→ **Your assignment**
In the listing below, locate the lines that hold the string "Vorlage". Copy those lines.
═════ Available records ═════
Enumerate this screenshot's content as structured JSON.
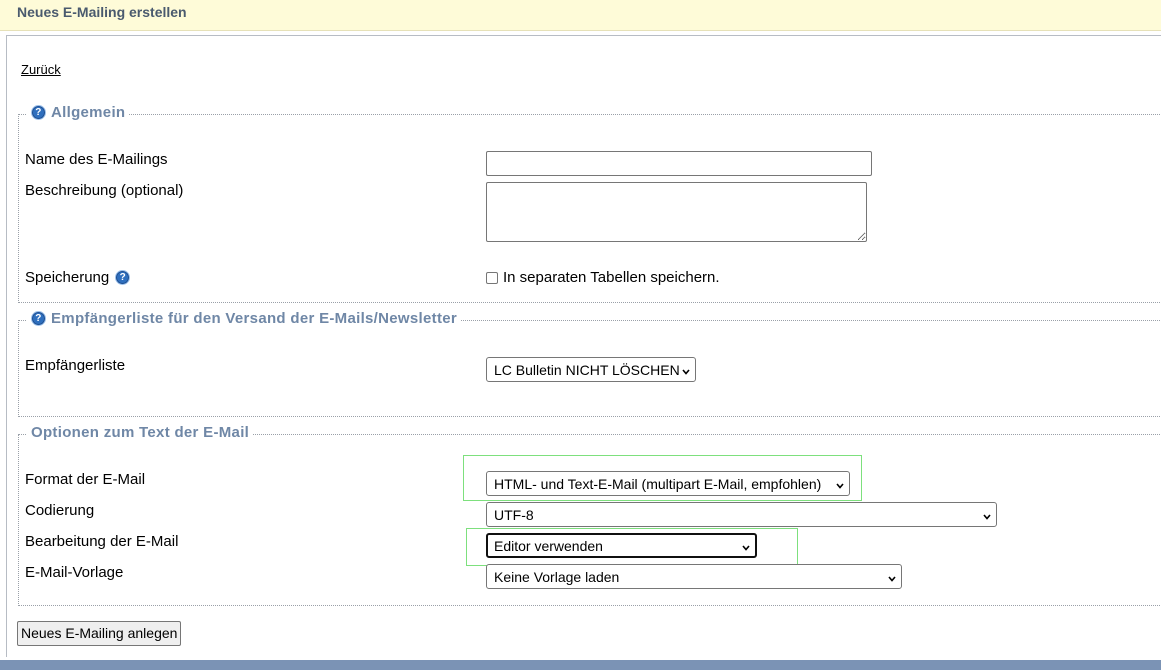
{
  "header": {
    "title": "Neues E-Mailing erstellen"
  },
  "back_link": "Zurück",
  "sections": {
    "general": {
      "legend": "Allgemein",
      "name_label": "Name des E-Mailings",
      "name_value": "",
      "description_label": "Beschreibung (optional)",
      "description_value": "",
      "storage_label": "Speicherung",
      "storage_checkbox_label": "In separaten Tabellen speichern."
    },
    "recipients": {
      "legend": "Empfängerliste für den Versand der E-Mails/Newsletter",
      "list_label": "Empfängerliste",
      "list_value": "LC Bulletin NICHT LÖSCHEN"
    },
    "text_options": {
      "legend": "Optionen zum Text der E-Mail",
      "format_label": "Format der E-Mail",
      "format_value": "HTML- und Text-E-Mail (multipart E-Mail, empfohlen)",
      "encoding_label": "Codierung",
      "encoding_value": "UTF-8",
      "editing_label": "Bearbeitung der E-Mail",
      "editing_value": "Editor verwenden",
      "template_label": "E-Mail-Vorlage",
      "template_value": "Keine Vorlage laden"
    }
  },
  "submit_label": "Neues E-Mailing anlegen",
  "icons": {
    "help": "help-icon",
    "dropdown": "chevron-down-icon"
  },
  "colors": {
    "header_bg": "#fefbd8",
    "legend_text": "#6f87a6",
    "highlight_box": "#7de07d",
    "footer_bar": "#7b93b5"
  }
}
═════
→ **Response**
      "template_label": "E-Mail-Vorlage",
      "template_value": "Keine Vorlage laden"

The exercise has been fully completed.